What you have to do: Whenever the word "Shop" occurs in a line of the material below, that line is counted. Report only the count.

• • • • •

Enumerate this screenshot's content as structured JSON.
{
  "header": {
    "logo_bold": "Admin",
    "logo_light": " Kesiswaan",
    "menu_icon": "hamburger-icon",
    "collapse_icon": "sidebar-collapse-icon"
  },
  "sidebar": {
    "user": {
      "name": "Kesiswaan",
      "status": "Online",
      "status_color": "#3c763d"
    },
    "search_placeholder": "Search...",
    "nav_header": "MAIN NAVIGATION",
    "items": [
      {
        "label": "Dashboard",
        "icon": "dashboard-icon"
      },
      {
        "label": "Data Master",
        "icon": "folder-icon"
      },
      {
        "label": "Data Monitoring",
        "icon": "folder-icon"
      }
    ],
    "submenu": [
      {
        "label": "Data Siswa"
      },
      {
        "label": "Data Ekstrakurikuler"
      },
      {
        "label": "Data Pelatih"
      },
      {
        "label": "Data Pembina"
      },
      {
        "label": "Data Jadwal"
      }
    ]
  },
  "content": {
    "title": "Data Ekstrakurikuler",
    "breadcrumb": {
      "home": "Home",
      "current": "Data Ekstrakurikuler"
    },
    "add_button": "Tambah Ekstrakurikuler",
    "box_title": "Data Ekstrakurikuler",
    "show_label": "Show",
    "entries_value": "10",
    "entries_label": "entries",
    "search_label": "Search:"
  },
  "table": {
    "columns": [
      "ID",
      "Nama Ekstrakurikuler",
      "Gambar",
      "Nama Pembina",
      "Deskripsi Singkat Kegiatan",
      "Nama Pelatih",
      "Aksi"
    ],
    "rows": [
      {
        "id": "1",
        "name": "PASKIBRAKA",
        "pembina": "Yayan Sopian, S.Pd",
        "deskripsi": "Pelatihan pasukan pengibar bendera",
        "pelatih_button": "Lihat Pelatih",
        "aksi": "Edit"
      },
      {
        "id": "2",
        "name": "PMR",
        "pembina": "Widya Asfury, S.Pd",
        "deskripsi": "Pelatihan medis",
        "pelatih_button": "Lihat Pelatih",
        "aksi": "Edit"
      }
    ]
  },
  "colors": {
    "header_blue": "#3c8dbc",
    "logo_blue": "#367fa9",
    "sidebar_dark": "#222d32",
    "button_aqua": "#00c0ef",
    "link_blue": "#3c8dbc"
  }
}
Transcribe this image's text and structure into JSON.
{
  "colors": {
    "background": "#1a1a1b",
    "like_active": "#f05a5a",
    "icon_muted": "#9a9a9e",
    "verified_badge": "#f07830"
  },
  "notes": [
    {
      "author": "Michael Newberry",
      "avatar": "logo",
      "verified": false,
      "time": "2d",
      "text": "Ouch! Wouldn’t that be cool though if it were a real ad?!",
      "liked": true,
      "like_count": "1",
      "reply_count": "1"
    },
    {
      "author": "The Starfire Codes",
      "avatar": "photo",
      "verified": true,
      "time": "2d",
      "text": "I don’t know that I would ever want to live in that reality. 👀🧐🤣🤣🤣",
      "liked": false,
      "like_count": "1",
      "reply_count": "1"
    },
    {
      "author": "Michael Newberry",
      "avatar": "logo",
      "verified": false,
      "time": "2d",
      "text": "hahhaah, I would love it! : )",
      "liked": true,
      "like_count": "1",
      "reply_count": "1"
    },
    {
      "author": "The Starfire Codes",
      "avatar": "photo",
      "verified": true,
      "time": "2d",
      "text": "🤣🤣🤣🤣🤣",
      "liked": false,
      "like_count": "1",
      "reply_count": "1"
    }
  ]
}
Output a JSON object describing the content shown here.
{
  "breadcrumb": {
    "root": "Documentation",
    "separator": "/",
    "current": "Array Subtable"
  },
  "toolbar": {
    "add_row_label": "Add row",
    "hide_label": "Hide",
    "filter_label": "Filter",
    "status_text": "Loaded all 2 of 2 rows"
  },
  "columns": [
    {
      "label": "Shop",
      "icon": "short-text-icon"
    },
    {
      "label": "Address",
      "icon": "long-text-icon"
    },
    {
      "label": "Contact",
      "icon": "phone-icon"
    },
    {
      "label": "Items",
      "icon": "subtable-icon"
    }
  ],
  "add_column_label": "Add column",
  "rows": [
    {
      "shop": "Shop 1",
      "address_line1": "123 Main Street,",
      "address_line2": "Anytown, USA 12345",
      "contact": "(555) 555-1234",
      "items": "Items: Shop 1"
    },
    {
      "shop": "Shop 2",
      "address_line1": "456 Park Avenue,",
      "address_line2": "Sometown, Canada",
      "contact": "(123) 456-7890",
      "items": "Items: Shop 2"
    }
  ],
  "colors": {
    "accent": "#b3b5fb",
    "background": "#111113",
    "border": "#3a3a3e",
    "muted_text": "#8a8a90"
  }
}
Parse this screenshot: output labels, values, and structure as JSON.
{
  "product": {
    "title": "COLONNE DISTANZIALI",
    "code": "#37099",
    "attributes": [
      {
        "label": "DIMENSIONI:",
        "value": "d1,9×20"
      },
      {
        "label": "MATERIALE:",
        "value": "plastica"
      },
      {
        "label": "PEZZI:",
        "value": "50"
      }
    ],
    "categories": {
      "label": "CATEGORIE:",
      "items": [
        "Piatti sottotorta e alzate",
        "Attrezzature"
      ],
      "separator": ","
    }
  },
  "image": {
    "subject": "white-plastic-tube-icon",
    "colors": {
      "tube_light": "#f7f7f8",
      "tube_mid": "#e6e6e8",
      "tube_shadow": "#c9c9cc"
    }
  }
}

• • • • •

Task answer: 5